Governments allocate a considerable portion of their budget to support basic research in various disciplines. Several European countries, following the US tradition, assign research funds through competitive grants like ANR grants in France and SNSF in Switzerland. Despite these significant investments in research, the evidence on their impact on scientific output or researchers’ careers is generally limited. This limitation could be due to the lack of data or assignment mechanisms that are suitable to pin down causal effects.
In a recent IZA Discussion Paper, Corinna Ghirelli, Enkelejda Havari, Elena Meroni, and Stefano Verzillo provide novel empirical evidence on the long-term effects of winning a European Research Council (ERC) grant. The main goal of the ERC, founded in 2007, is to stimulate scientific excellence by funding the very best creative researchers of any nationality and age to run projects in any EU country or associated member countries. ERC grantees have won prestigious international awards, including seven Nobel Prizes, four Fields Medals, and five Wolf Prizes. Furthermore, they have published 6,100 articles in top journals.

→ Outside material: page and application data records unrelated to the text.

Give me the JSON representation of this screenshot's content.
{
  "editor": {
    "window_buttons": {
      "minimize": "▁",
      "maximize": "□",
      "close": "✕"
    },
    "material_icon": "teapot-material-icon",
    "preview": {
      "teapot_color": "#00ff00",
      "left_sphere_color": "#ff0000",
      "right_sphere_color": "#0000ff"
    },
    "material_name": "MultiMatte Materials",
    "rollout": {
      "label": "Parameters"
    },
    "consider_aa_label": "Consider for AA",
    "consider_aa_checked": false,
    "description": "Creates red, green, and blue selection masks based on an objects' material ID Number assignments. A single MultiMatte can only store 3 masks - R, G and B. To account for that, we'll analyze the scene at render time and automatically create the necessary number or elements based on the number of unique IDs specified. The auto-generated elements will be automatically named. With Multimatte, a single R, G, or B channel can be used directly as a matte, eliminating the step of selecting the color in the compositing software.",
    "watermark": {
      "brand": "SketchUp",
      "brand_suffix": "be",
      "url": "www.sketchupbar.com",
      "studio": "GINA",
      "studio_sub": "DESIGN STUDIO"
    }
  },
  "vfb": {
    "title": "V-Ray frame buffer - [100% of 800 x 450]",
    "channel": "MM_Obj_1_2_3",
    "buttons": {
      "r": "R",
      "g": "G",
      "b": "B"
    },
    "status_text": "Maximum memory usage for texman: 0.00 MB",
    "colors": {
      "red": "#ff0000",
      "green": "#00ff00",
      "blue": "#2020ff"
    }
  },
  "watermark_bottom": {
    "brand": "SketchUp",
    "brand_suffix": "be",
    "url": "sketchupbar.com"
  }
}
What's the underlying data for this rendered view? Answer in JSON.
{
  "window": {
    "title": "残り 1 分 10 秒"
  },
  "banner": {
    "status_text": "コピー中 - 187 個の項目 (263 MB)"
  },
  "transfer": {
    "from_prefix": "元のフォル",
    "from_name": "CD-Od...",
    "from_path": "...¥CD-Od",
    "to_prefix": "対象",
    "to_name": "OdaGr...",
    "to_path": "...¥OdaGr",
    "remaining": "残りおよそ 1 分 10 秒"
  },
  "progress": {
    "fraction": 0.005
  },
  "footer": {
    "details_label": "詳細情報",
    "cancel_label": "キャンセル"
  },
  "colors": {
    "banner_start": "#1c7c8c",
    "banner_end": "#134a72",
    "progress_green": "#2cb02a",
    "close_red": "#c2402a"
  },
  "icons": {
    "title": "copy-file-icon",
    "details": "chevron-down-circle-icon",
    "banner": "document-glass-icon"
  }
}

To find out whether obtaining an ERC grant has an impact on winners’ productivity, the authors used data on all ERC applicants from 2007 to 2013 and combined it with data from the Scopus database to track their publication records up to nine years after obtaining the grant. They also leveraged the fact that each year, applicants are evaluated and ranked by a panel of experts, depending on the type of grant (Starting or Advanced). A cut-off applies to the ranking list based on the budget available, and only the highest-ranked proposals are offered the grant until the call’s budget has been exhausted. This approach allowed the authors to firstly use a regression discontinuity design (RDD) to estimate the impact of an ERC grant by comparing the outcomes of winning and non-winning applicants around the cut-off.
Productivity effects of ERC grants vary by field
Using RDD, the authors find that overall, obtaining an ERC grant does not significantly improve researcher productivity, except for Physics in the Starting grants scheme, but it increases the probability of receiving other EU grants. This phenomenon is known as the “Matthew effect” in the literature.
Given that RDDs help identify a local effect (only observations around the cut-off point are used), the authors conducted a difference-in-differences (DID) analysis using the time series of bibliometric indicators available and widened the population of reference in this way. Using DID, they found that Advanced and Starting Grants increase research productivity and help applicants receive other EU grants in the nine years after grant assignment. These positive long-term effects on productivity and excellence hold for the fields of Chemistry, Universe and Earth Sciences, Institutions and Behaviors, Human Mind Studies, and Medicine.
Regarding the ability to obtain other EU funds, strong evidence in favor of the Matthew effect is found for winners in all disciplines and types of grants.
Finally, the authors split the ERC winners’ group into bottom-rank and top-rank and compared them with the non-winners to find that the results are positive and significant only for the second group. This result means that top-ranked winners are the ones driving the positive outcomes.
Selection mechanism may not be optimal for applicants at the margin
The findings of the study confirm that receiving ERC funds significantly improves standard bibliometric outcomes, such as scientific productivity, impact, and research funding, for top-ranked winners. However, the authors only found suggestive evidence of such an effect for winners who score near the funding threshold, with positive but not statistically significant coefficients, if any.
These results have practical implications for improving the management of ERC funds to increase their effectiveness as policy instruments. One possible solution could be to improve the selection process of the ERC project, which can be expensive. While this approach may be justified for top-ranked winners, it may not be necessary for those close to the threshold score since the authors found no evidence of a positive and significant effect of obtaining ERC funds for these applicants.
As a result, the standard selection mechanism based on peer-review may not be optimal for applicants with scores slightly above and below the funding threshold. The results of recently launched and ongoing projects that focus on partial-randomization of research funding may provide insights into the potential benefits and disadvantages of these new selection practices. This could help us better understand if this approach could be a way forward, at least for those applicants at the margin.